Web page and app entries:
----

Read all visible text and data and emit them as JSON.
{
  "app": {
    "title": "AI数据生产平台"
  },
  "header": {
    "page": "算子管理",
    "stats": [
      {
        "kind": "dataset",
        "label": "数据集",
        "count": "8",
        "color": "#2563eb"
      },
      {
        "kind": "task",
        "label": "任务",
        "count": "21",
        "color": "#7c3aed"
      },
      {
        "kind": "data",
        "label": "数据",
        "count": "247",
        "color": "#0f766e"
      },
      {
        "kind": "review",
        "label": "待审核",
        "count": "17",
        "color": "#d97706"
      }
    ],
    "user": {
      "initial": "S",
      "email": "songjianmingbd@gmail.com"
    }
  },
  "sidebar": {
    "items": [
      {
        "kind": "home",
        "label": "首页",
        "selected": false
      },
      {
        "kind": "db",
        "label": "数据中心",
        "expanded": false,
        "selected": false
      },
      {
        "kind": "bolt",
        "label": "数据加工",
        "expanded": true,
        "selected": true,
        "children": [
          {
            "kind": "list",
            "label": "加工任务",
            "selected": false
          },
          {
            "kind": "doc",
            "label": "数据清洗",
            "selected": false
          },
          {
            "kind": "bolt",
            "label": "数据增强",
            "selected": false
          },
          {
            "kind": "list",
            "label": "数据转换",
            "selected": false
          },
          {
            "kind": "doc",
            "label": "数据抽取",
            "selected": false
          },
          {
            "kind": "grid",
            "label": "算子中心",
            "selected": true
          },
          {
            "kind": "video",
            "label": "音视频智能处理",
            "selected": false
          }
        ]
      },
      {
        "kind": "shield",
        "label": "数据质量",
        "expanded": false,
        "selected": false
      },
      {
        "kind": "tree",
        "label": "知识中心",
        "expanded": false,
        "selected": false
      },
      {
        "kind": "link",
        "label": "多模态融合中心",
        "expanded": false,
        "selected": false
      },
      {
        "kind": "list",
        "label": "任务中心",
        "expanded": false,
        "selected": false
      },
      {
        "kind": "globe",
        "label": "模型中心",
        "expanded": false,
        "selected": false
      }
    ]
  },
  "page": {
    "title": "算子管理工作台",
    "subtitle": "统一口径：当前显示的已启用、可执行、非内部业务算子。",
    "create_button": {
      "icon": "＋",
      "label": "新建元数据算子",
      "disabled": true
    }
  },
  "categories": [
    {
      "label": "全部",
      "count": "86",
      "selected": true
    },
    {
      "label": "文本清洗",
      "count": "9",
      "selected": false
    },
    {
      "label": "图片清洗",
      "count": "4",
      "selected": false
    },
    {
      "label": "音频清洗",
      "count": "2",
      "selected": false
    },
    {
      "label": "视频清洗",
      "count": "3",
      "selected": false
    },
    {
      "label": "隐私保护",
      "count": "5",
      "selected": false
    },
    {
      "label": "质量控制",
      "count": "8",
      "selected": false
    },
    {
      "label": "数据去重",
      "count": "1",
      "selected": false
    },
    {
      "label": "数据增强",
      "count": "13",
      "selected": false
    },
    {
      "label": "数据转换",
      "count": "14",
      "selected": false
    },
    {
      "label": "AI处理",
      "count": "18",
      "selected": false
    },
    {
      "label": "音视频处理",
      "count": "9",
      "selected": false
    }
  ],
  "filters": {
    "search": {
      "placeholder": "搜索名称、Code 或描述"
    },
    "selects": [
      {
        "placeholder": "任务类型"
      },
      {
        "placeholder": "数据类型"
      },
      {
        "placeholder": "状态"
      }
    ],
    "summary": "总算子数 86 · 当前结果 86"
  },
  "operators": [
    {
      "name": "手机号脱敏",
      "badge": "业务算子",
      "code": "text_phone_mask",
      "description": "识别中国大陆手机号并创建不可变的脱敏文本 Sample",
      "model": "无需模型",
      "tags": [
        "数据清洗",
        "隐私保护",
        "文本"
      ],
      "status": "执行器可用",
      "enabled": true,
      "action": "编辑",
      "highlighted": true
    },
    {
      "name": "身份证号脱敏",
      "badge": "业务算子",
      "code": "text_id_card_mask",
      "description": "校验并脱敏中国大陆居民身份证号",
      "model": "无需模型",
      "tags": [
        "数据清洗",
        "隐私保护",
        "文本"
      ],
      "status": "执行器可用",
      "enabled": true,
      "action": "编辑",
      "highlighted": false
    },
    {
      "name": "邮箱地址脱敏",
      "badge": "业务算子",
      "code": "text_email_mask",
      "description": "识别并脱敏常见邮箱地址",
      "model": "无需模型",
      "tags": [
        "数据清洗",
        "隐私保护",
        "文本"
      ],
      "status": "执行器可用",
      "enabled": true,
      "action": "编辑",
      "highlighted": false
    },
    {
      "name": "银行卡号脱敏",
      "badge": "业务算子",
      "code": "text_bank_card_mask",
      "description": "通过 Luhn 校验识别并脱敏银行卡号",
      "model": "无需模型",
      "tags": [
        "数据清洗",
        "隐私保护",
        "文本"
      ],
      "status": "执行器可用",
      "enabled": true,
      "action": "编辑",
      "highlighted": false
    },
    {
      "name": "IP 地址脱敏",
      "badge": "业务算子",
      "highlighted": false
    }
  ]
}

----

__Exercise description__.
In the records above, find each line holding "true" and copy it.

__Solution for this exercise__.
        "expanded": true,
        "selected": true,
            "selected": true
      "disabled": true
      "selected": true
      "enabled": true,
      "highlighted": true
      "enabled": true,
      "enabled": true,
      "enabled": true,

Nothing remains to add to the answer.